“The printing went very well, thanks to LexJet and Canon. A few years ago I bought my iPF6100 and iPF8100 from LexJet, and they’re great printers, especially with the Canon Plug-In for Photoshop. In terms of getting a high-quality, nice sized image, and after experimenting with a lot of different papers, I had to come up with a standard: LexJet Sunset Photo eSatin. The galleries like the paper and the finish and it has a surface that is a lot like traditional photo paper,” says Tannenbaum. “One of my philosophies about photography is that it’s important not only to just to take great pictures, but to know how to make the image. The images hold up, even if you’re printing it large, like 30×40. There must be something in the Canon software that compensates so you don’t see any artifacts or degradation in quality at all. It’s a lot easier to compensate in the software than it is in the darkroom. And, the paper is phenomenal. When you tell people they’re digital prints, they can’t believe it. A photographer should be a good printer as well; it’s not just about taking the picture. I really enjoy making prints and seeing them on gallery walls or in people’s homes.”

To find out more about the exhibition and Mr Musichead, go to And, for Tannenbaum’s portfolio, go to

Prints that Win: Stepping Back in Time with John Gladman

Award winning photography and print

Actually, the title of John Gladman’s LexJet Sunset Award and best Electronic Imaging prize at the PPA North Central District photography competition is Morning Rounds. While quite appropriate for the image, it evokes a simpler and more rustic time in the past, though the main landscape image was taken near Lawrence, Kansas quite recently.

Gladman stitched together a panoramic shot of a spot near the river and just around the corner from his studio. He took out the modern distractions, power lines and whatnot, and added the horse and carriage. The result is a story, and “story” is a crucial element in an award-winning image.

“I’m big on taking an image and trying to tell a story with it, so whatever I need to do to tell the story I’ll do it. I come at it from an artistic standpoint; I’m trying to create a piece of art from the things I find in life,” explains Gladman. “I’ve been entering competitions for 25 years and I’ve been a judge myself. I’ve learned that you have to create the details that draw the eye to the image. If you think to yourself, ‘I want to go there and see that,’ then it’s drawing you in enough to score well. Judges look at hundreds of prints, and if it doesn’t grab their attention and quickly tell a story it just gets an average score as they fly on by.”

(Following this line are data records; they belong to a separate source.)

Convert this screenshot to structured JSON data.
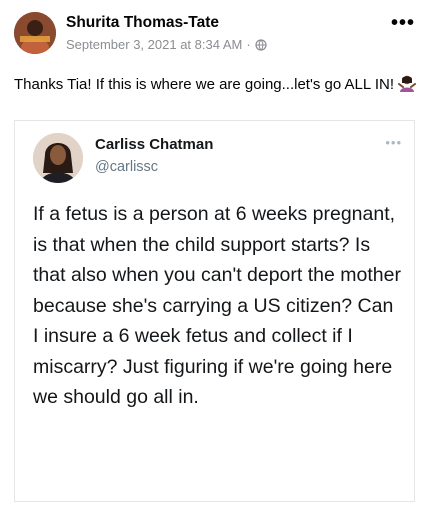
{
  "post": {
    "author_name": "Shurita Thomas-Tate",
    "timestamp": "September 3, 2021 at 8:34 AM",
    "separator": "·",
    "privacy_icon": "globe-icon",
    "more_label": "•••",
    "caption": "Thanks Tia! If this is where we are going...let's go ALL IN!",
    "caption_emoji_icon": "woman-gesturing-icon"
  },
  "tweet": {
    "author_name": "Carliss Chatman",
    "handle": "@carlissc",
    "more_label": "•••",
    "text": "If a fetus is a person at 6 weeks pregnant, is that when the child support starts? Is that also when you can't deport the mother because she's carrying a US citizen? Can I insure a 6 week fetus and collect if I miscarry? Just figuring if we're going here we should go all in."
  },
  "colors": {
    "name_text": "#050505",
    "meta_text": "#8a8d91",
    "tweet_handle": "#657786",
    "tweet_border": "#e6e6e6"
  }
}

Gladman printed Morning Rounds on Sunset Photo Metallic Paper, his first experiment with it as a competition print paper. Gladman says he’s tried the Fuji and Kodak versions in past competitions, but didn’t score as well. A big difference for Gladman was being able to control the process to his liking by printing it himself on his Canon iPF6100 printer.

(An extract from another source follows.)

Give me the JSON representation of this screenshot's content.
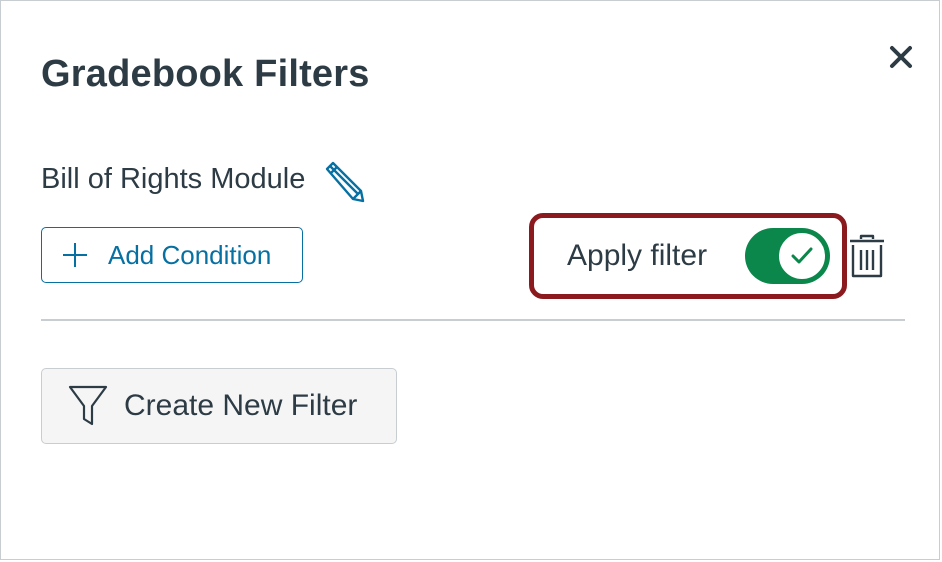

Pinup photography“I’m getting requests from other people to print their competition prints now that they’ve seen what I did with the Sunset Metallic. When the light hits it you get a subtle reflection back, while the others are brighter. I’ve had trouble with the other papers balancing out the highlights and shadows; the shadows go muddy and the highlights get blown out, whereas with the Sunset Metallic I was able to nail the entire spectrum,” says Gladman.

Gladman has recently embarked on a new bit of nostalgia that started as a sideline but has since blossomed into a full-blown business called Bombshell. Bombshell is a photo and fine art studio that creates vintage pinup art reminiscent of the height of the art form during the ’40s and ’50s.

“It’s all photographed and then digitally painted with Corel Painter. A lot of what we shoot is printed on LexJet Sunset Hot Press Rag, and they look amazing on that paper. We started it last May and it blew through the roof so much that I don’t have time for seniors, weddings and other types of regular work. We have girls fly in from all over the country to get this done, so it’s kind of insane,” says Gladman.